India’s forest governance needs systemic overhaul
The State must upgrade infrastructure, address staffing issues and utilise the skills of the department better
Last week, a wild elephant killed a senior Indian Forest Service officer, S Manikandan, in Karnataka’s Nagarahole Tiger Reserve. The death again brings to the fore occupational hazards that foresters face regularly due to the unpredictable nature of forests and wildlife.
The forest department is responsible for protecting one-fourth of India’s land resources. Despite development challenges, it has protected and improved forest resources. For example, there has been an increase of over 8,021 sq km of forest area, which is roughly 1% increase from 2015. They have also scientifically managed India’s wildlife population: there has been an increase in the number of tigers. Between 2010 and 2014, India’s tiger population grew from 1,706 to 2,226. Similar positive results have been seen in elephant, rhino and crocodile conservation projects.
While the State has paid handsome tribute to Manikandan, the real acknowledgment of his contribution will only happen if there are systemic changes in forest governance. First, the State must address staffing issues. There is a 30-70% vacancy in departments, with many states failing to recruit staff. This reduces operational efficiency but also puts a lot of pressure on the existing frontline staff.

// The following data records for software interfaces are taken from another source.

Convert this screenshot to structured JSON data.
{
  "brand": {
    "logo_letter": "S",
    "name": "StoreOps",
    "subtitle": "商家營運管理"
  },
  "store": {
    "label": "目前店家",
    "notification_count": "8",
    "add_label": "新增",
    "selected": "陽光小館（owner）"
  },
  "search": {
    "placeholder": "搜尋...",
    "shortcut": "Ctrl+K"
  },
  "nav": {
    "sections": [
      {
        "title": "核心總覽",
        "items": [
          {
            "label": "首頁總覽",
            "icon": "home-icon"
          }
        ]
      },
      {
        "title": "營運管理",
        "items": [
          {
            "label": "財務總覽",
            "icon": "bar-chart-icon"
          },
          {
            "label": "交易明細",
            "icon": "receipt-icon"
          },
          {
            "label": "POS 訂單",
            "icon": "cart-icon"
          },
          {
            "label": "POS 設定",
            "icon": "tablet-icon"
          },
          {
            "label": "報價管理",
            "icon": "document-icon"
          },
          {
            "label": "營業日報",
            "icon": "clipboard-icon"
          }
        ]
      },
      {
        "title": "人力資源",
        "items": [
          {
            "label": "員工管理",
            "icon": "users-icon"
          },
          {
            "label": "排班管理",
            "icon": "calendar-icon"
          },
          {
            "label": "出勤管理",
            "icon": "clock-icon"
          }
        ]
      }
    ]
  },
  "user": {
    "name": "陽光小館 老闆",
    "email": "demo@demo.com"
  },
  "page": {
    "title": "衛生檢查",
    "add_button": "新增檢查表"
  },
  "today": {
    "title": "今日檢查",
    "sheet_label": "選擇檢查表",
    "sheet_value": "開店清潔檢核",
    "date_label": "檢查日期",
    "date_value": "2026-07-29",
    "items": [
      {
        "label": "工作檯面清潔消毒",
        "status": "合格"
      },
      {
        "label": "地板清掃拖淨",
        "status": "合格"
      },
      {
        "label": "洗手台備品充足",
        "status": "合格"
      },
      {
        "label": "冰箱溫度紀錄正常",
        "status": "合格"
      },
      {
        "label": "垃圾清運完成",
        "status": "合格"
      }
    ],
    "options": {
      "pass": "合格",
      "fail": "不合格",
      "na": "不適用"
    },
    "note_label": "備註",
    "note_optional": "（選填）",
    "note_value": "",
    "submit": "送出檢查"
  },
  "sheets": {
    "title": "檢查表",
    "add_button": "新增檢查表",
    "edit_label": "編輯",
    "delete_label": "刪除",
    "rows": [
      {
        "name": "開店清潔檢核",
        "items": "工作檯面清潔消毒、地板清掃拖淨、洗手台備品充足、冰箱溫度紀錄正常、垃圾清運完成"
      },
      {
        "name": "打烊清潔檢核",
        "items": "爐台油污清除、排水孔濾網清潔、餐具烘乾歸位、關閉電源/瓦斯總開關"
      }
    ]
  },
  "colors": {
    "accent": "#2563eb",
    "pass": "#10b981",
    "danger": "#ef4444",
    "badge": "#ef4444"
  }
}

Second, there has to be better provisioning of budget for regular upgrading of infrastructure, which will improve working condition of the staff and also tackle challenges such as poaching and fires. According to the International Rangers Federation, India lost 34 forest guards in 2012, 14 in 2013 and 24 in 2014. These are reported casualties. Forest fires, animal attacks and diseases take away many more lives each year.
Third, utilise the full potential of the department. The jungles are also home to poor tribal and rural communities. These communities, who are dependent on the minor forest produces, need access to clean energy, roads, and markets where they can sell their forest produce. The forest staff must be roped in to best implement these projects. In fact, many state forest departments have been doing well in terms of running medicinal plants boards, forest infrastructure creation, local community engagement via ecotourism. Such a diverse domain knowledge pertaining to ground levels adds to the versatility of the service. But these don’t get utilised and is a loss to the effective implementation and better productivity of the government schemes.
Last but not the least, India is committed to the implementation of the Paris climate change agreement and Sustainable Development Goals, which have ambitious targets for greening India. This means more pressure on the understaffed forest department.
■ India lost 34 forest guards in 2012, 14 in 2013 and 24 in 2014. Forest fires, animal attacks and diseases take away many more lives each year